  initial: {s1: true},
  where: {
    nested: {
      initial: {a1: true},
      states: ['a1', 'b1']
    }
  }
})
const c2 = c1.event('PUSH')
t.deepEqual(c2.states, {nested: {a1: true, b1: true}})

Here we specifically transition into c1.b1 instead of into its initial state. Notice that it keeps the initial state active.

Transitioning between nested charts

You can transition from a specific state within one nested chart to a specific or initial state in another nested chart.

const c1 = Chart.create({
  states: ['n1', 'n2'],
  events: { JUMP: ['n1.a1', 'n2.initial'] },
  initial: {n1: true},
  where: {
    n1: {
      initial: {a1: true},
      states: ['a1']
    },
    n2: {
      initial: {a1: true},
      states: ['a1']
    }
  }
})
const c2 = c1.event('JUMP')
t.deepEqual(c2.states, {n2: {a1: true}})

Transitioning within a nested chart

To fire an event in a nested chart, prepend the nested chart name before the event name:

const c1 = Chart.create({
  states: ['n1'],
  initial: {n1: true},
  where: {
    n1: {
      initial: {a1: true},
      states: ['a1', 'b1'],
      events: {JUMP: ['a1', 'b1']}
    }
  }
})
const c2 = c1.event('n1.JUMP')
t.deepEqual(c2.states, {n1: {b1: true}})

You can also define an event in a parent chart that transitions a nested chart, if you'd like.

const c1 = Chart.create({
  states: ['n1'],
  events: { JUMP: ['n1.a1', 'n1.b1'] },
  initial: {n1: true},
  where: {
    n1: {
      initial: {a1: true},
      states: ['a1', 'b1']
    }
  }
})
const c2 = c1.event('JUMP')
t.deepEqual(c2.states, {n1: {b1: true}})

Transitioning into a nested chart's history

Nested charts have a special state called the "history" state that can be used to restore whatever states were active last when transitioning into the chart.

For example, say you have a simple nested chart with its initial state active, you transition to another state in that chart, and then you exit. Finally, you re-enter the nested state using the ENTER transition, which will enters n1's "history" state.
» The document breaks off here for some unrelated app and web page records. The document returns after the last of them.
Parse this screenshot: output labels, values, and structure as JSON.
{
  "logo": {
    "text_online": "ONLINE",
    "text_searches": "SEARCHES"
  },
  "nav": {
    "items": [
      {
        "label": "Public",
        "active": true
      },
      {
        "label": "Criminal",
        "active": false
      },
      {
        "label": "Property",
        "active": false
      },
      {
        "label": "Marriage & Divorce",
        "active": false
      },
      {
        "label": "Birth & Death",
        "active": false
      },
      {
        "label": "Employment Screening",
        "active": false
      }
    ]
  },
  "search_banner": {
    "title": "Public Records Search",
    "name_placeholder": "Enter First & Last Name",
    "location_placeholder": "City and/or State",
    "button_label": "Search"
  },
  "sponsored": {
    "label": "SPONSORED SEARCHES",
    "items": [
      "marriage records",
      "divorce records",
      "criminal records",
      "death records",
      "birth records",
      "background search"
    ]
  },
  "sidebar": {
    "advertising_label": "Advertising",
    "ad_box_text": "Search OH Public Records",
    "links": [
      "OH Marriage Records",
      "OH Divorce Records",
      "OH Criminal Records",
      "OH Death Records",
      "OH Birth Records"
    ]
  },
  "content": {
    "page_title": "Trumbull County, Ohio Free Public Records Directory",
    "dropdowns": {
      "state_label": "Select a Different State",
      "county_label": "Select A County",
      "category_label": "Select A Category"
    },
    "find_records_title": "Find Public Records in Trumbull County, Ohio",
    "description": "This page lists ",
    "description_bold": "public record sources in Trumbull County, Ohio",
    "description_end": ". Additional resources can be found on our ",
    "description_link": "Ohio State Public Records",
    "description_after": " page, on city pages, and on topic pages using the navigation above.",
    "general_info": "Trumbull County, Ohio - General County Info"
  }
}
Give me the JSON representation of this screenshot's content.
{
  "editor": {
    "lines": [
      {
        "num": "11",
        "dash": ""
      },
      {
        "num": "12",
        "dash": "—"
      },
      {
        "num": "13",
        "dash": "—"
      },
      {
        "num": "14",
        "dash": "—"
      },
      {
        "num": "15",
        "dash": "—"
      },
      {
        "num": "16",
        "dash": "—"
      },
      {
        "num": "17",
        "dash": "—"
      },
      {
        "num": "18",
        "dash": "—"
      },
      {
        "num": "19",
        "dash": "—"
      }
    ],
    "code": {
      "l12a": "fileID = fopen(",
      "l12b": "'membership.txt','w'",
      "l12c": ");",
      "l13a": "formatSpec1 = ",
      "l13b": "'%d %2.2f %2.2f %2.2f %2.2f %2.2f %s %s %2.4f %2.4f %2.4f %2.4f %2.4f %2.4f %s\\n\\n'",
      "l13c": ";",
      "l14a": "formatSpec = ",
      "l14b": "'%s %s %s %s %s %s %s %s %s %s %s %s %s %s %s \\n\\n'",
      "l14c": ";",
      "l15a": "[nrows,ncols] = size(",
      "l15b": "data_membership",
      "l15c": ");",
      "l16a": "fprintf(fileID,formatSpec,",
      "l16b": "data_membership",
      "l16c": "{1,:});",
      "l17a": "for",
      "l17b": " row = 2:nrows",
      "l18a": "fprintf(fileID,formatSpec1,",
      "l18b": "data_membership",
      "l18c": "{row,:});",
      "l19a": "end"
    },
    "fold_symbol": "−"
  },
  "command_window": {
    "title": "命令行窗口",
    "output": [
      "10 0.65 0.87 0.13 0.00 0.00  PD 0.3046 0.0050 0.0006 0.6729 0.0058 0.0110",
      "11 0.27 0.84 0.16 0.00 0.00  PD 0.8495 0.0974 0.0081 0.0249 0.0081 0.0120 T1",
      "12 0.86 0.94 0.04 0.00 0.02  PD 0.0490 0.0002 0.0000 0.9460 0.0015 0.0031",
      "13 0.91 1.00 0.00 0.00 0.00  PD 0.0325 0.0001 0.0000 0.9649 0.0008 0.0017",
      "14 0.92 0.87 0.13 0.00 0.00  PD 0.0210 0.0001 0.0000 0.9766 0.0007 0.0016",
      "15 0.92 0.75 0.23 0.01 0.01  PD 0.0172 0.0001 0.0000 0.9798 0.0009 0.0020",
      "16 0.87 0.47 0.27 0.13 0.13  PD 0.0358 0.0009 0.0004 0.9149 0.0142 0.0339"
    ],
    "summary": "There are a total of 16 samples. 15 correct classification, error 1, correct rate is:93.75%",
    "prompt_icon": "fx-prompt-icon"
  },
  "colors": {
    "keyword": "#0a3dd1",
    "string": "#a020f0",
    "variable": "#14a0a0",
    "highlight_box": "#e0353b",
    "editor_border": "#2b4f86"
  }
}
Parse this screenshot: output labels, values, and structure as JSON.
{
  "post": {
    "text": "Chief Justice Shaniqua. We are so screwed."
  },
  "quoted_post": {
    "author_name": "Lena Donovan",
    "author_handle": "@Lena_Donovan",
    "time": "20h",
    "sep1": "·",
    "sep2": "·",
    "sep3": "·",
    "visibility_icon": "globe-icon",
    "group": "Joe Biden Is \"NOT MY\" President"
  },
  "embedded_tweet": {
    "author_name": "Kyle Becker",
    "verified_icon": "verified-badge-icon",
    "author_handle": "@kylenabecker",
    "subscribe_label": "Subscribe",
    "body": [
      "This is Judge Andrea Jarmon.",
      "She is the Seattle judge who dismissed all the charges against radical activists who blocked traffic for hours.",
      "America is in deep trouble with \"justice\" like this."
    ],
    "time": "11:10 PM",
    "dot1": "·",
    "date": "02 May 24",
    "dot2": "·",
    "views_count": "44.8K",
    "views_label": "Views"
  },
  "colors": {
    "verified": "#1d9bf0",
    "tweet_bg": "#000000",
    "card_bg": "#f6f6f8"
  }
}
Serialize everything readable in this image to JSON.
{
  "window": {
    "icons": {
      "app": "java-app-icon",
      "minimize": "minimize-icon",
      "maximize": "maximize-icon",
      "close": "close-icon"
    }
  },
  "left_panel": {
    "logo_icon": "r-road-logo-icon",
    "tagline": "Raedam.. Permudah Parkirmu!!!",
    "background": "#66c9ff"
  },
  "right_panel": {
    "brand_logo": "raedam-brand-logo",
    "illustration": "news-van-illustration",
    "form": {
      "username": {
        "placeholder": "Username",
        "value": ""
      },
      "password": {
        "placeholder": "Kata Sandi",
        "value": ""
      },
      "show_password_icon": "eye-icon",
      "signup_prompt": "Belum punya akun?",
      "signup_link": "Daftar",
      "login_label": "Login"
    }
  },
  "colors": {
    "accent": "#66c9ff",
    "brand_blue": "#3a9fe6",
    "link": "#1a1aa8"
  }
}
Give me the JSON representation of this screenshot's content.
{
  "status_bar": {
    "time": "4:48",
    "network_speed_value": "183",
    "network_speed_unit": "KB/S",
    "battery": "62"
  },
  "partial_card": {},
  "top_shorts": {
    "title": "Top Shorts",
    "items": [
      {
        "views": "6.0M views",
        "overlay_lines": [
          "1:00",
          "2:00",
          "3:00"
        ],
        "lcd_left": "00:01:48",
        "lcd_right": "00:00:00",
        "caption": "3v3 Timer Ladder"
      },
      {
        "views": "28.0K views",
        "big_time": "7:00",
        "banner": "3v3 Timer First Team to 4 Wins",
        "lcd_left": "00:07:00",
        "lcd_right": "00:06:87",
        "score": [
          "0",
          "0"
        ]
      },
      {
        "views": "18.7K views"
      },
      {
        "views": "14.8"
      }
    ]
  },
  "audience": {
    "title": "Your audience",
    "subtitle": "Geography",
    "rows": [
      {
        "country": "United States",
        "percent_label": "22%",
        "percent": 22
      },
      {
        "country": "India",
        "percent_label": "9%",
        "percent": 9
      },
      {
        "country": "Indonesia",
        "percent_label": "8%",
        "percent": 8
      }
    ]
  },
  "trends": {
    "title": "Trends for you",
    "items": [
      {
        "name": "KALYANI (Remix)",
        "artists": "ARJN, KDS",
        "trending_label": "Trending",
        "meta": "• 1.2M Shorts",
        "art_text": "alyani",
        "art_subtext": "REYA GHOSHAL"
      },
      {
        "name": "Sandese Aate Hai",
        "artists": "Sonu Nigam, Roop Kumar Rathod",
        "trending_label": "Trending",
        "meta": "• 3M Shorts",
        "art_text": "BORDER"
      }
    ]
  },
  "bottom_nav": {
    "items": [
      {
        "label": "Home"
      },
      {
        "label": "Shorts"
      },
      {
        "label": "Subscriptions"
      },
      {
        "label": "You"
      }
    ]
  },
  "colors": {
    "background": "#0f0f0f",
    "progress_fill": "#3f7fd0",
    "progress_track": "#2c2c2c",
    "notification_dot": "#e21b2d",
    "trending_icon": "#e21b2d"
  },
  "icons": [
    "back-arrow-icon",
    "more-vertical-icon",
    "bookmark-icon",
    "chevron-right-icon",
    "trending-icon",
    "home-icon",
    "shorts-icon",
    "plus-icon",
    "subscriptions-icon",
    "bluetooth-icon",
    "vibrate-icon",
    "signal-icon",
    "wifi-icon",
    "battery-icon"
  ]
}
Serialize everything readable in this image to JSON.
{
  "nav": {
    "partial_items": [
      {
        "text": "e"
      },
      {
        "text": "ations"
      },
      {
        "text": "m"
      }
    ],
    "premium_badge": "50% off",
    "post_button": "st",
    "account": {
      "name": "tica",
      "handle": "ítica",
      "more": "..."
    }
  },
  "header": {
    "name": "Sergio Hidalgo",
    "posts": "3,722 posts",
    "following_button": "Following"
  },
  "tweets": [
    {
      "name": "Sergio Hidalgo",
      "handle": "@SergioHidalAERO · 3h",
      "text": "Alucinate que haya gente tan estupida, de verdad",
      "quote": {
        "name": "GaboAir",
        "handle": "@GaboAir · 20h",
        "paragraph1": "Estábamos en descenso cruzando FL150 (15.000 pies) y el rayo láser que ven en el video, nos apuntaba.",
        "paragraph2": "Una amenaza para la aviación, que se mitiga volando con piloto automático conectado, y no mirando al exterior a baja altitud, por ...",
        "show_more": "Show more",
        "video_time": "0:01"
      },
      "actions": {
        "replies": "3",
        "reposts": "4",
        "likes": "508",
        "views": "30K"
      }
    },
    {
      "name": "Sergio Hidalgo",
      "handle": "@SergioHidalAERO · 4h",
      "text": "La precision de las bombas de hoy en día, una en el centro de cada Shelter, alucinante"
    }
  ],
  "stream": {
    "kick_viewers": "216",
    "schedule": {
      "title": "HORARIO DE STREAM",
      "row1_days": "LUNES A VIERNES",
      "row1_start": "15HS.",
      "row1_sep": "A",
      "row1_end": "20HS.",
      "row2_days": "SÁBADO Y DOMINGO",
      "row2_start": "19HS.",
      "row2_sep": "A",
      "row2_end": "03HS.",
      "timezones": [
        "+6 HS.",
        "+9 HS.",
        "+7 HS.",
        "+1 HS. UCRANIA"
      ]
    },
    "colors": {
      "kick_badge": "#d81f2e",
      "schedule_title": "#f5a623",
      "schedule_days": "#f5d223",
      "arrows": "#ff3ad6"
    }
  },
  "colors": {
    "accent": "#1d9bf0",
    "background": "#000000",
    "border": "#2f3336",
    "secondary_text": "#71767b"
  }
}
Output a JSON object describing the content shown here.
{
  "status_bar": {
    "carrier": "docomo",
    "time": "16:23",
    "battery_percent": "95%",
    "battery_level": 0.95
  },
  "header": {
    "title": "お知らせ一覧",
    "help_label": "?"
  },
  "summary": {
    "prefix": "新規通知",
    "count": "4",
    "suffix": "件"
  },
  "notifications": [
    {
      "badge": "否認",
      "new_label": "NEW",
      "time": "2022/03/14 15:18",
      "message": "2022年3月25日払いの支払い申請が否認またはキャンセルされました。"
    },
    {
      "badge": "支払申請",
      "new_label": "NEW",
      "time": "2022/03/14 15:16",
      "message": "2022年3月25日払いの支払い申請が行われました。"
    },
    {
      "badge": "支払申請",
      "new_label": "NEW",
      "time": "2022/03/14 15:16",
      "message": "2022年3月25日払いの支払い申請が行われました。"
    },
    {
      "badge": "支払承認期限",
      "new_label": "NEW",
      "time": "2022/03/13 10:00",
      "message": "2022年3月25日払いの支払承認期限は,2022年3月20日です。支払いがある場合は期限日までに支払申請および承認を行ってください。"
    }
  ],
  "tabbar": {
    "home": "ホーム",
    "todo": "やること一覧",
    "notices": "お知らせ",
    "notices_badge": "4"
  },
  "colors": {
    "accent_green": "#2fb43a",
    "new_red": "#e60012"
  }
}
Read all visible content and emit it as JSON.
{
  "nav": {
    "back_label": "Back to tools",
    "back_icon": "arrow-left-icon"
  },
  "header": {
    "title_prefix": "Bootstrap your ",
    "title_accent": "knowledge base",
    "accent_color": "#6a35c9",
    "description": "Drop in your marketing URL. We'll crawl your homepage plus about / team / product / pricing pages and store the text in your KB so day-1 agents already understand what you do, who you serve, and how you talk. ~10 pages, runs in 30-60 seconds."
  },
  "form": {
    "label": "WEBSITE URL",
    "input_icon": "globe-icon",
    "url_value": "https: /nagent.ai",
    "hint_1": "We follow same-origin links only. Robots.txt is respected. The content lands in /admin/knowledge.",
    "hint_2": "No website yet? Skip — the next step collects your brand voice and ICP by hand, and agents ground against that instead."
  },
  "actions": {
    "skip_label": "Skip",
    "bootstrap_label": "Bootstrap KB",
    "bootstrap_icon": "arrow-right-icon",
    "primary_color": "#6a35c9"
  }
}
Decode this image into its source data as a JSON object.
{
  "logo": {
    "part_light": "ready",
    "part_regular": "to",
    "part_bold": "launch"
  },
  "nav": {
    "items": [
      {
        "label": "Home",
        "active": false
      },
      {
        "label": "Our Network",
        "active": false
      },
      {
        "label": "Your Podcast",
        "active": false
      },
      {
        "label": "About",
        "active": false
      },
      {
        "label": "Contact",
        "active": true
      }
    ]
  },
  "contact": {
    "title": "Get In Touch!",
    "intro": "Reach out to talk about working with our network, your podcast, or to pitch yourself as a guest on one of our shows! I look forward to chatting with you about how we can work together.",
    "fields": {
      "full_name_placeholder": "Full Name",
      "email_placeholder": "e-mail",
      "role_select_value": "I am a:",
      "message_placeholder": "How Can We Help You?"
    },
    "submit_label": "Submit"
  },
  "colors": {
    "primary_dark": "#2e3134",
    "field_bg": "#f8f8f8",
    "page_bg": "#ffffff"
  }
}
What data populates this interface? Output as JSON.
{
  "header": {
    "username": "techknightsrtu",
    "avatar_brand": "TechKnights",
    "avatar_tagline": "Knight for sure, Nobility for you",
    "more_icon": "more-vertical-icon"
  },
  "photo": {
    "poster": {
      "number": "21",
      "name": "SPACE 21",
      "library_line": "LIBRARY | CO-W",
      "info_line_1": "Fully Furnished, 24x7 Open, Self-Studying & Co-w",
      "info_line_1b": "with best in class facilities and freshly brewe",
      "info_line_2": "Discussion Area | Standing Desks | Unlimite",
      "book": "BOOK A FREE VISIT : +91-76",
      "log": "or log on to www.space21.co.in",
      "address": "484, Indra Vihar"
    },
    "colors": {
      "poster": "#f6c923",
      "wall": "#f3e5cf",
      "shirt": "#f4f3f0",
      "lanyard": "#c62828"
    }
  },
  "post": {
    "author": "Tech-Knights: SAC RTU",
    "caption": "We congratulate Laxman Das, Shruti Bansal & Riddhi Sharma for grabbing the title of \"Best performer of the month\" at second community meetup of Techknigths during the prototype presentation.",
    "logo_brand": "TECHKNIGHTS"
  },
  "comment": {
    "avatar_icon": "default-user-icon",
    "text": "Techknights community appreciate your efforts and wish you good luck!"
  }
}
This means that n1 will activate its previously active states, rather than its initial states.

const c1 = Chart.create({
  states: ['n1', 's1'],
  events: {
    JUMP: ['n1.a1', 'n1.b1'],
    EXIT: ['n1', 's1'],
    ENTER: ['s1', 'n1.history']
  },
  initial: {n1: true},
  where: {
    n1: {
      initial: {a1: true},
      states: ['a1', 'b1']
    }
  }
})

t.deepEqual(c1.states, {n1: {a1: true}})
const c2 = c1.event('JUMP')
t.deepEqual(c2.states, {n1: {b1: true}})
const c3 = c2.event('EXIT')
t.deepEqual(c3.states, {s1: true})
const c4 = c3.event('ENTER')
t.deepEqual(c4.states, {n1: {b1: true}})

Exiting any state from a nested chart

You can exit from all/any states in a nested chart by not specifying a specific state to transition out of:

const c1 = Chart.create({
  states: ['n1', 's1'],
  events: {
    EXIT: ['n1', 's1'],
  },
  initial: {n1: true},
  where: {
    n1: {
      initial: {a1: true},
      states: ['a1']
    }
  }
})

const c2 = c1.event('EXIT') // this will exit from *any* state in n1
t.deepEqual(c2.states, {s1: true})

Looping on a nested chart

You can transition in a nested chart that goes from any state to a specific state within the same chart.

Transitioning between deeply nested charts

Any of the above transitions among nested charts is equally applicable to deeply nested charts. To fire an event that lives in a deeply nested chart, you can run something like chart.event('s1.s2.s3.EVENT_NAME').

To define an event that transitions a deeply nested chart, you can give an event transition pair such as ['s1.s2.s3.a1', 's1.s4.s5.b1'].

Install

With npm installed, run

$ npm install harel

Acknowledgments

Thanks to davidkpiano for giving a talk about state charts.

See Also

License

MIT